Scientists at the Massachusetts Institute of Technology (MIT) have developed a new high-speed, three-dimensional endoscopic imaging system. They described the technology called optical coherence tomography (OCT) this week in the Optical Society’s open access journal Biomedical Optics Express. This method makes it possible to see microscopic pre-cancerous changes in the esophagus and colon.
OCT itself is not a new technology, it has become commonplace in ophthalmology, where it is being used to generate images of the retina and to help diagnose and monitor diseases like glaucoma. Now OCT pioneer James G. Fujimoto of MIT and his colleagues made this technique also available for endoscopic imaging.
The method is almost analogous to medical ultrasound imaging except that it uses light instead of sound waves to visualize structures in the body in real time, and with higher resolution. Microscopic structural and pathological features are examined by directing a beam of light on a tissue and measuring the magnitude and echo time-delay of backscattered light. The technique can generally only be used to visualize microscopic sub-surface features to a depth of 1 to 2 millimeters.
Fujimoto is cited in the press release from the Optical Society (OSA):
“This device development is one of the major technical challenges in endoscopic OCT because probes must be small enough so that they can be introduced into the body, but still be able to scan an optical beam at high speeds. Increasing imaging speeds has also been an important research objective because high-resolution volumetric imaging requires very large amounts of data in order to cover appreciable regions of tissue, so rapid image acquisition rates are a powerful advantage.”
The optical catheter uses a piezoelectric transducer, a miniature device that bends in response to electrical current, allowing a laser-light emitting optical fiber to be rapidly scanned over the area to be imaged. But before this can be deployed with standard endoscopes now used it has to be further reduced in size. Up till now is has only been used in animal models and human colons that had been removed during surgical procedures. Further development and testing is needed before it can be used in human patients.

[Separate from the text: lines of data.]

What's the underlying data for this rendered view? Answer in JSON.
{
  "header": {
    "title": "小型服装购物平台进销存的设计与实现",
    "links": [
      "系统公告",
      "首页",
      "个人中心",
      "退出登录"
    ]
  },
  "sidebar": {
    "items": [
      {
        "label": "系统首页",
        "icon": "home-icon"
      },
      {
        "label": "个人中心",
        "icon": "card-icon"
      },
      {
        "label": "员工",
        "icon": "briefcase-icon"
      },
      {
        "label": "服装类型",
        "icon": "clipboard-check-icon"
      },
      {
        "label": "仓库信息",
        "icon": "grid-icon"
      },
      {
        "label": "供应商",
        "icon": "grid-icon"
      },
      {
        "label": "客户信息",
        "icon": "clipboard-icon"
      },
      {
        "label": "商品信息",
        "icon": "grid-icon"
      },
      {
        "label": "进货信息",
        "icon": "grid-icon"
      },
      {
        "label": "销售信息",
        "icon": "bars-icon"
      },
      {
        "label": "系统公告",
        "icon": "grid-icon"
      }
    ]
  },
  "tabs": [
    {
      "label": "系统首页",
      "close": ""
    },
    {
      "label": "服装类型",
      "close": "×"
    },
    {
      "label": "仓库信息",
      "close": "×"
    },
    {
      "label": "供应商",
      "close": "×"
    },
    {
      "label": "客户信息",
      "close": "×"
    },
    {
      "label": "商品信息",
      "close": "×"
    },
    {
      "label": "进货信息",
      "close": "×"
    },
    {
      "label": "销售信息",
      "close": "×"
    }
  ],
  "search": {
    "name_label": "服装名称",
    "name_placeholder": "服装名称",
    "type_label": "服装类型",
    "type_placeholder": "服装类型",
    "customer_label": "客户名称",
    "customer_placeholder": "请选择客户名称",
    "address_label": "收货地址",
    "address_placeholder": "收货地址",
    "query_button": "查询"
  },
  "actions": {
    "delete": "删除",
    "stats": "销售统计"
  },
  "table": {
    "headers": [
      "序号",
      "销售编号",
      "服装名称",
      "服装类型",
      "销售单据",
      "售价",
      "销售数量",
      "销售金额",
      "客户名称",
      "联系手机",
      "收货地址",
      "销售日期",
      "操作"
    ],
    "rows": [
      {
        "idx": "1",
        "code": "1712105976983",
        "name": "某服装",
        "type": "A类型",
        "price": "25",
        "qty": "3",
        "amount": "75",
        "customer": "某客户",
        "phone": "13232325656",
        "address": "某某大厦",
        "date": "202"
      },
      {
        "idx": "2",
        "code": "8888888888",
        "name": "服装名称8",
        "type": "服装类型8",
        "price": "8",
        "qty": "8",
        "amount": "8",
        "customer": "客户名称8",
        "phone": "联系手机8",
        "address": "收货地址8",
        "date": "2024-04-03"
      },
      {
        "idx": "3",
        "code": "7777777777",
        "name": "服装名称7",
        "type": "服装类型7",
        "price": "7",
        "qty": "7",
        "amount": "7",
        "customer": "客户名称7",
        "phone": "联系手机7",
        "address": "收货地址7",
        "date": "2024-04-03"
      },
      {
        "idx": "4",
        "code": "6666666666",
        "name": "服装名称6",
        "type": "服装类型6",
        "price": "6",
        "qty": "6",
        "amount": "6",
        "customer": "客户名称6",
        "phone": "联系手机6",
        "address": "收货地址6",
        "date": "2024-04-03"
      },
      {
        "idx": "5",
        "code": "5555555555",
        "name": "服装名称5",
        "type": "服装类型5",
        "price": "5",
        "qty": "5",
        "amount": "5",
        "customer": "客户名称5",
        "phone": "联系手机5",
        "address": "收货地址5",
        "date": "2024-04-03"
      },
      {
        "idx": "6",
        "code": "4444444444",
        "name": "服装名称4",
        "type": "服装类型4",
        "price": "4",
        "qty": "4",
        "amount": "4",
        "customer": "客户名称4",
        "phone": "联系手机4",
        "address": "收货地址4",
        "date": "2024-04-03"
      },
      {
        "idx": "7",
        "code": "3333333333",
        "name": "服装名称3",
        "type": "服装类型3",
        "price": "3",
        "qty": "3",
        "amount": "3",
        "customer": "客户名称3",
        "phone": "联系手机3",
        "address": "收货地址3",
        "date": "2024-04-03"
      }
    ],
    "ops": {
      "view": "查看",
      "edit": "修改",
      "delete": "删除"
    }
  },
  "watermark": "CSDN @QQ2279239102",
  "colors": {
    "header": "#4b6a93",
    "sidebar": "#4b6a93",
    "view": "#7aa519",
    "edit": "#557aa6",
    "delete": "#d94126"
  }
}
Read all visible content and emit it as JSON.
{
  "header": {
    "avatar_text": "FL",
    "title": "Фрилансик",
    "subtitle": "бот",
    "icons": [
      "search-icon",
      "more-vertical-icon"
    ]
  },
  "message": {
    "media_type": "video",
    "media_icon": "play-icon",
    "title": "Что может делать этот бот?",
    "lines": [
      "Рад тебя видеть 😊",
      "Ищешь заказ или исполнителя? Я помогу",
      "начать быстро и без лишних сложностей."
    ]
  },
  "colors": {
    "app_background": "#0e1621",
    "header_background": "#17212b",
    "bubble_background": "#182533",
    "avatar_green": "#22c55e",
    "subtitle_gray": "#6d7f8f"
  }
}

Abstract in Biomedical Optics Express: Piezoelectric-transducer-based miniature catheter for ultrahigh-speed endoscopic optical coherence tomography